The themes of the panel centered around issues facing young people today, and the ways in which Canada, and youth in particular, can, and are striving for a better society. The hour-long discussion was packed with incredible insights and ideas, only a tiny few of which are shared here.
Despite their different careers and passions, the young women found common ground around what motivates their work. All three agreed that the most pressing issues for Canadians, and youth around the world are the intersecting problems of inequality, racism/ oppression and climate change.
“Some lives are valued more greatly than others in our society,” said Laurence, “but if we look at history, we see that it is often the case that those who have more, often comes at the price of dehumanizing others. “And that’s what motivates me in my work,” said Laurence, “this re-humanizing.”

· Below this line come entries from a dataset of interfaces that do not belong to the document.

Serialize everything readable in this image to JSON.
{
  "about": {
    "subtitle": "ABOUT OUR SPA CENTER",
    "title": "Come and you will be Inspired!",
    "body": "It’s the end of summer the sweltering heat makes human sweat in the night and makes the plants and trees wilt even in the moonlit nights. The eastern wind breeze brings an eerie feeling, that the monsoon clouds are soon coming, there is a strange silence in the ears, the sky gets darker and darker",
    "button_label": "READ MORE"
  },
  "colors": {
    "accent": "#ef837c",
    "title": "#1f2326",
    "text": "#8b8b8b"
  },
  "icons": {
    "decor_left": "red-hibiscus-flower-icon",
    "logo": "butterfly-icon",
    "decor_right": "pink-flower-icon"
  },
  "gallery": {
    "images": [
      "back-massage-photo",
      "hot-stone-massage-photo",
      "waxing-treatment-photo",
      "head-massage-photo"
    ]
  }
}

Although we all have different lived experiences, the speakers suggested that we can create a more equitable society by finding common ground. “Using myself as an example,” said Océane, “I’m from the Cote d’Ivoire, which was colonized by France. There are so many countries that have gone through a similar trauma, and if we could look at how to build relationships between immigrants and Indigenous people in Canada, based on those similarities, I think that would be really important.”
An audience member asked about how the three women feel about the future: hopeful or fearful?
“I have to ask myself, if we don’t have hope, who will have it for us?” said Claudia. Drawing on her experience earlier that day at the Salon du Livre, speaking with an author, she explained how she views fear as the major enemy of hope.
“Fear is the opposite of love, it’s the opposite of determination,” she said. “When we approach something with fear, we accomplish nothing, but when we approach with love, that’s when we can create change. So no, I’m not afraid, I’m keeping all my hope, I continue to give my love to the world.”
Alexandre asked the group what advice they would give to young people who are looking to get involved in change-making.
“I would say, it’s great to have passion, but combine passion with knowledge,” advised Océane. If you are passionate about reducing inequality, she said, then you need to make sure you go and hear stories, take workshops, and engage with people who have lived through this or that injustice, because sometimes we have prejudices that we are not even aware of.
Watch the full conversation on YouTube, and stay tuned for our next speaker panel, happening in January!